(Bloomberg News) Variable-annuity sales in the U.S. rose for the fourth straight quarter amid gains by the two biggest U.S. life insurers, MetLife Inc. and Prudential Financial Inc., as stock markets advanced.

Sales climbed 17%, to $38.5 billion in the fourth quarter from $33 billion a year earlier, trade group Limra International said yesterday in data posted on its Web site. Prudential said on Feb. 9 that gross individual annuities sales rose to $6.1 billion in the fourth quarter from $4.8 billion a year earlier. New York-based MetLife, the largest U.S. life insurer, posted a 38% increase in variable annuity sales to $5.1 billion.

Sales of equity-linked variable annuities have increased as stock markets rebounded from March 2009 lows, cutting the risk companies will take losses on customers' guaranteed returns. The Standard & Poor's 500 Index surged 23% in 2009 and 13% in 2010.

"The public companies in the variable annuities business had very strong sales," Steven Schwartz, an analyst with Raymond James & Associates Inc., said in an interview. "The equity markets are strong.

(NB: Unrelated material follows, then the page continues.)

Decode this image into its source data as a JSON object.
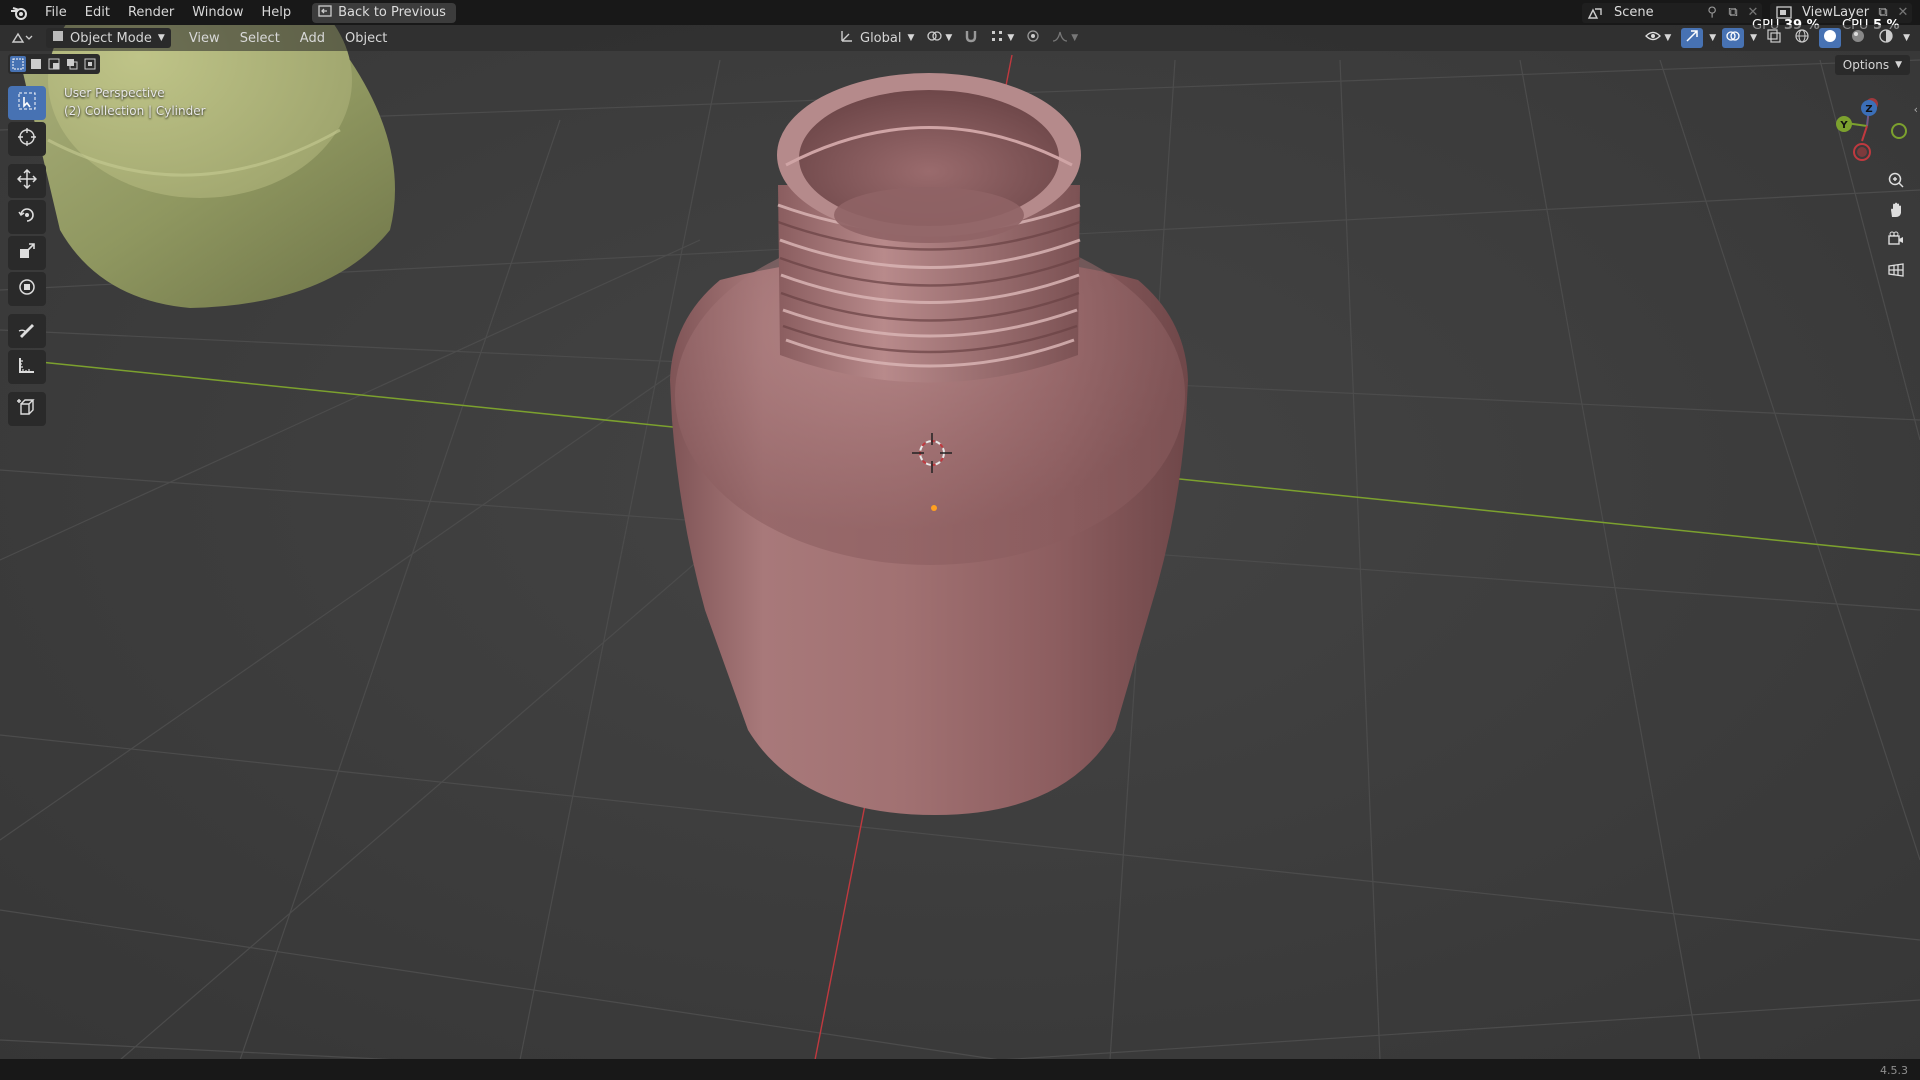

That helps variable annuity sales." He rates MetLife "market perform" and Prudential "outperform."

Sales may increase further as investors regain confidence, said Robert Sollmann, executive vice president of retirement products at MetLife.

Growth Coming

"The industry is poised for growth," he said at a conference in Miami on Feb. 11. "As people become more confident about putting their money back into the stock market, the VA industry, and certain companies in particular, are incredibly well positioned to capture a potentially very large share of those flows."

Insurers lost money on the products in 2008 and 2009 because the funds backing them are generally invested in stocks. The S&P 500 declined 38% in 2008.

Major sellers of variable annuities, including MetLife, Prudential and Lincoln National Corp. may have increased sales as representatives advertised the products to investors before terms changed, said Schwartz.

MetLife is reducing the guaranteed payout rates for its main variable annuity product to control risk, according to Sollmann. Prudential made a "modest price increase," Stephen Pelletier, president of Prudential's U.S. annuities business, said in an interview on Jan. 24.